Phytoecology as a word is not long as scientific-terms go, and the Greek that lies back of it barely suggests the meaning of the term, a fact not at all peculiar to the present instance. Of course, it has to do with plants, and is therefore a branch of botany.

In one sense that which it stands for is not new, and, as usual, the word has come in the wake of the facts and principles it represents, and therefore becomes a convenient term for a branch of knowledge—a handle, so to say—by which that group of ideas may be held up for study and further growth. The word ecology was first employed by Haeckel, a leading light in zoölogy in our day, to designate the environmental side of animal life.

We will not concern ourselves with definitions, but discuss the field that the term is coined to cover, and leave the reader to formulate a short concise statement of its meaning.

Within the last year a new botanical guide book for teachers has been published, of considerable originality and merit, in which the subject-matter is thrown into four groups, and one of these is Ecology. Another text-book for secondary schools is now before us in which ecology is the heading of one of the three parts into which the treatise is divided. The large output of the educational press at the present time along the line in hand suggests that the magazine press should sound the depths of the new branch of science that is pushing its way to the front, or being so pushed by its adherents, and echo the merits of it along the line.

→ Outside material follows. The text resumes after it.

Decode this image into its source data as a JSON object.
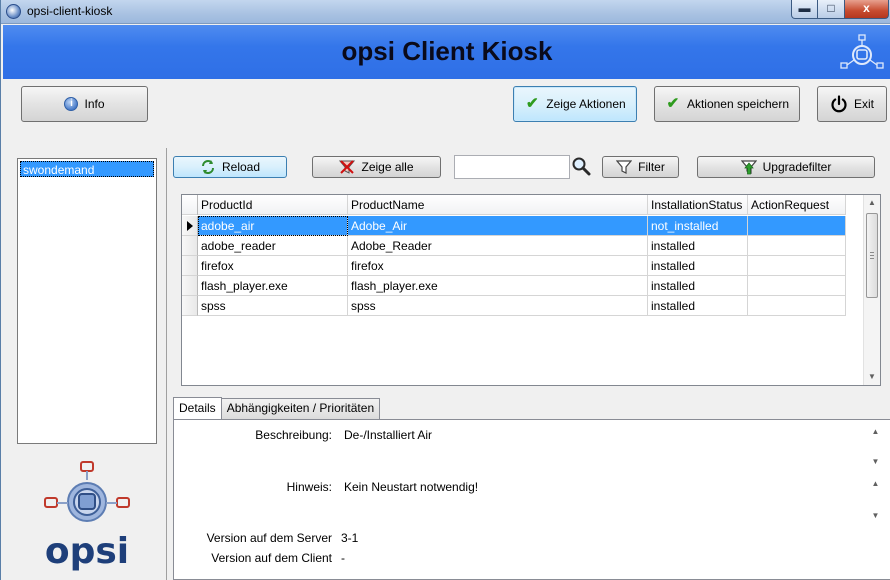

Botany in its stages of growth is interesting historically. It fascinated for a time one of the greatest minds in the modern school, and as a result we have the rich and fruitful history of the science as seen through eyes as great as Julius Sachs's, the mas-